People in New York state will be required to wear masks in crowded public places, governor Andrew Cuomo announced on Wednesday as he outlined the immense challenge of reopening the economy.
The decision to require masks in situations where people cannot adhere to social distancing rules is intended to protect the state’s progress in bringing the coronavirus pandemic under control.
As of Wednesday, a further 752 people in New York had died from the virus. However, the state — the US epicentre of the pandemic — continued to show slight declines in net hospitalisations, intubations and other healthcare measures.
“The healthcare system has stabilised,” Mr Cuomo said. “The fears of overwhelming the healthcare system has not happened.”

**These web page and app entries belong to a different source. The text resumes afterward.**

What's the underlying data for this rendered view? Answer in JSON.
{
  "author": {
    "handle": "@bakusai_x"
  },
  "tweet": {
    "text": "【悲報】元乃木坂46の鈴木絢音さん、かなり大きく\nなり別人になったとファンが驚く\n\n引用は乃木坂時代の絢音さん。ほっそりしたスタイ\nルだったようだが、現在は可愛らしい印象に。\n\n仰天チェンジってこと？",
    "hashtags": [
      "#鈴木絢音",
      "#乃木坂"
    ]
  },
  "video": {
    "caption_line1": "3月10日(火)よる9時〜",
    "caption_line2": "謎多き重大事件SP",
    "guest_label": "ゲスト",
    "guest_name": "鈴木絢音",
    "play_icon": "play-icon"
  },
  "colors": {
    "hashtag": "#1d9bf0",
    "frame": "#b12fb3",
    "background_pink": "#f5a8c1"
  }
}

In one sign of the state’s progress, New York will now send 100 ventilators to Michigan, and another 40 to Maryland to help those states cope with rising caseloads.
As in recent days, the governor shifted focus from the immediate healthcare crisis to the task of restarting an economy whose shuttering has led to devastating job losses.

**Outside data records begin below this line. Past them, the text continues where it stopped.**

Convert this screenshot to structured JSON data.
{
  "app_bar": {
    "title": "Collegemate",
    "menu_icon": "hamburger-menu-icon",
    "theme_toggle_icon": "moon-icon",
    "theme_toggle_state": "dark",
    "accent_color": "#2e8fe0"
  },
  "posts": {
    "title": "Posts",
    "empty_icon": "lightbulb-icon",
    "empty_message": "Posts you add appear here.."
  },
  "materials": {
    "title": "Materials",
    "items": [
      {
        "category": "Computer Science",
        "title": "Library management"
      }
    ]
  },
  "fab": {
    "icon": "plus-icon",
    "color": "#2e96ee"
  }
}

The crisis would not have a definitive end until a vaccine was readied — possibly not for another 18 months, Mr Cuomo said. In the meantime, he said, the decision to reopen businesses would be guided by public health and safety considerations.
“It’s going to be a phased reopening,” said Mr Cuomo, who has joined with six other north-eastern governors to co-ordinate their policies. “It’s going to be a calibrated reopening based on public health, safety, and reducing the infection rate.”

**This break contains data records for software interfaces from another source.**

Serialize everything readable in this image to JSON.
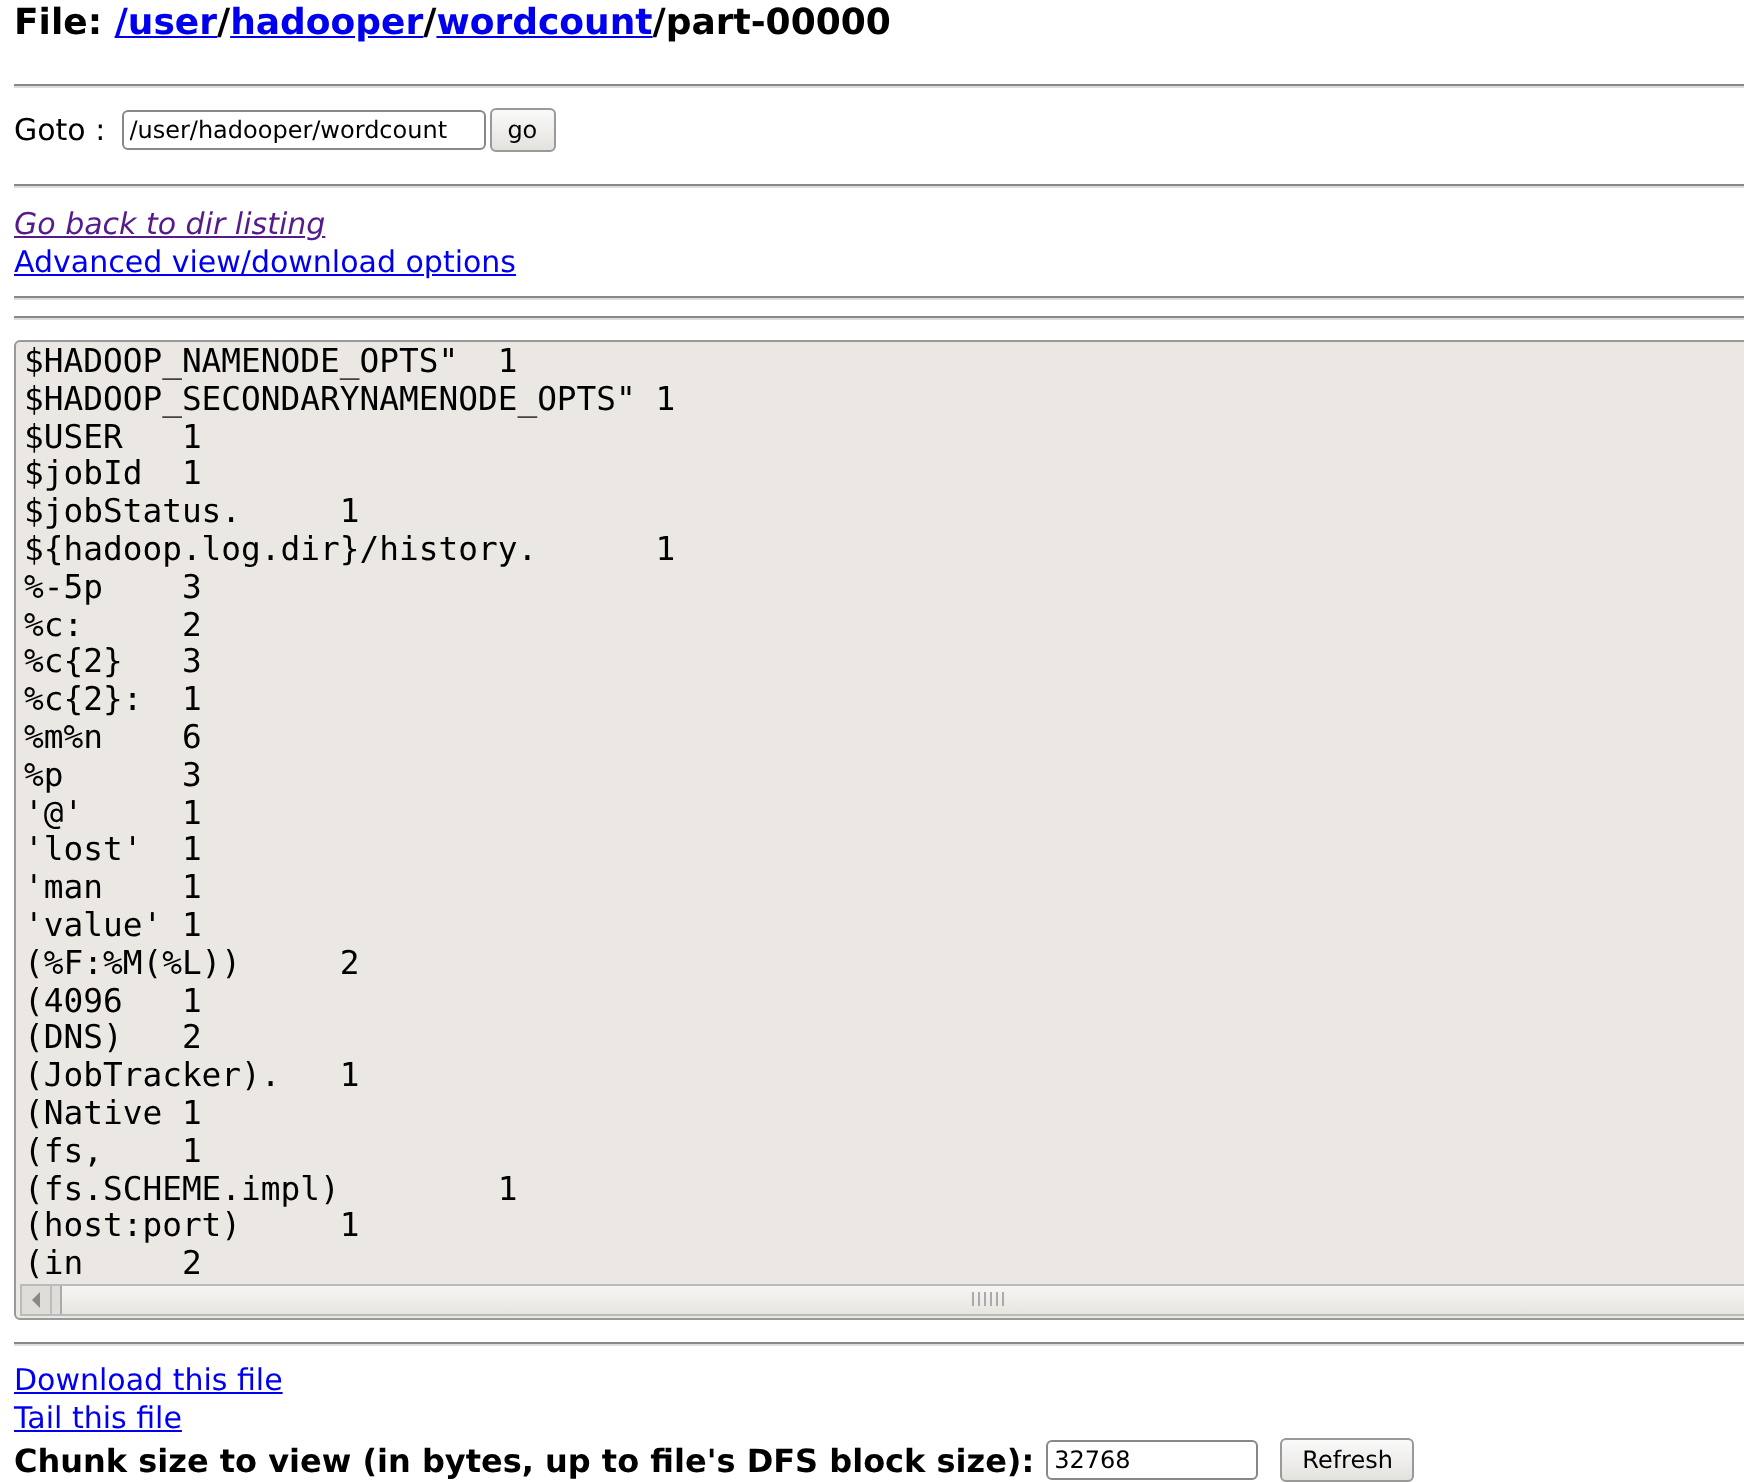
{
  "title": {
    "prefix": "File: ",
    "segments": [
      {
        "text": "/user",
        "kind": "link"
      },
      {
        "text": "/",
        "kind": "text"
      },
      {
        "text": "hadooper",
        "kind": "link"
      },
      {
        "text": "/",
        "kind": "text"
      },
      {
        "text": "wordcount",
        "kind": "link"
      },
      {
        "text": "/part-00000",
        "kind": "text"
      }
    ]
  },
  "goto": {
    "label": "Goto :",
    "value": "/user/hadooper/wordcount",
    "button": "go"
  },
  "links": [
    {
      "text": "Go back to dir listing",
      "visited": true
    },
    {
      "text": "Advanced view/download options",
      "visited": false
    }
  ],
  "content": {
    "lines": [
      "$HADOOP_NAMENODE_OPTS\"\t1",
      "$HADOOP_SECONDARYNAMENODE_OPTS\" 1",
      "$USER\t1",
      "$jobId\t1",
      "$jobStatus.\t1",
      "${hadoop.log.dir}/history.\t1",
      "%-5p\t3",
      "%c:\t2",
      "%c{2}\t3",
      "%c{2}:\t1",
      "%m%n\t6",
      "%p\t3",
      "'@'\t1",
      "'lost'\t1",
      "'man\t1",
      "'value'\t1",
      "(%F:%M(%L))\t2",
      "(4096\t1",
      "(DNS)\t2",
      "(JobTracker).\t1",
      "(Native\t1",
      "(fs,\t1",
      "(fs.SCHEME.impl)\t1",
      "(host:port)\t1",
      "(in\t2"
    ]
  },
  "bottom_links": [
    {
      "text": "Download this file",
      "visited": false
    },
    {
      "text": "Tail this file",
      "visited": false
    }
  ],
  "chunk": {
    "label": "Chunk size to view (in bytes, up to file's DFS block size):",
    "value": "32768",
    "button": "Refresh"
  }
}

Businesses seeking to restart their activities would be judged based on two criteria, according to the governor: how essential their products and services are, and what risks they pose to further spread the virus.
Short of a vaccine, the key to reopening the economy will be widescale public testing for the coronavirus — something Mr Cuomo acknowledged was not yet feasible at the scale and volume necessary.
Much of the job would have to be done by private laboratories now fighting for limited supplies of testing materials that have become as sought-after as ventilators were in an earlier phase of the crisis, Mr Cuomo said.
“We can’t do it yet. That is the unvarnished truth,” Mr Cuomo said as he asked for the federal government’s help.
“The state governments are broke. That’s not just me — that’s every governor in the US,” he added.
Mr Cuomo’s plea came a day after an extraordinary back-and-forth between him and President Donald Trump over who had the constitutional authority to dictate the reopening of the economy. Mr Trump at one point derided state governors as mutineers and insisted his authority was “total”.
In response, Mr Cuomo likened Mr Trump to a would-be monarch, called his behaviour “schizophrenic”, and insisted that he would not allow his state to restart business activity if he believed it would risk public health.
As the country’s focus turned to mass testing, the governor called for greater co-operation and insisted he did not want to see a replay of the haphazard scramble for ventilators that pit states against one another and drove up prices for all.
“The answer on testing is not to repeat the mistakes of ventilators, which is 50 states competing against each other to buy testing capacity from private companies, and the federal government . . . also competing,” he said.
California’s governor on Tuesday outlined his criteria for easing lockdown measures in that state, which also emphasised the need for widespread testing as well as “contact tracing” — a system whereby those who have come in contact with a person who has tested positive can be alerted.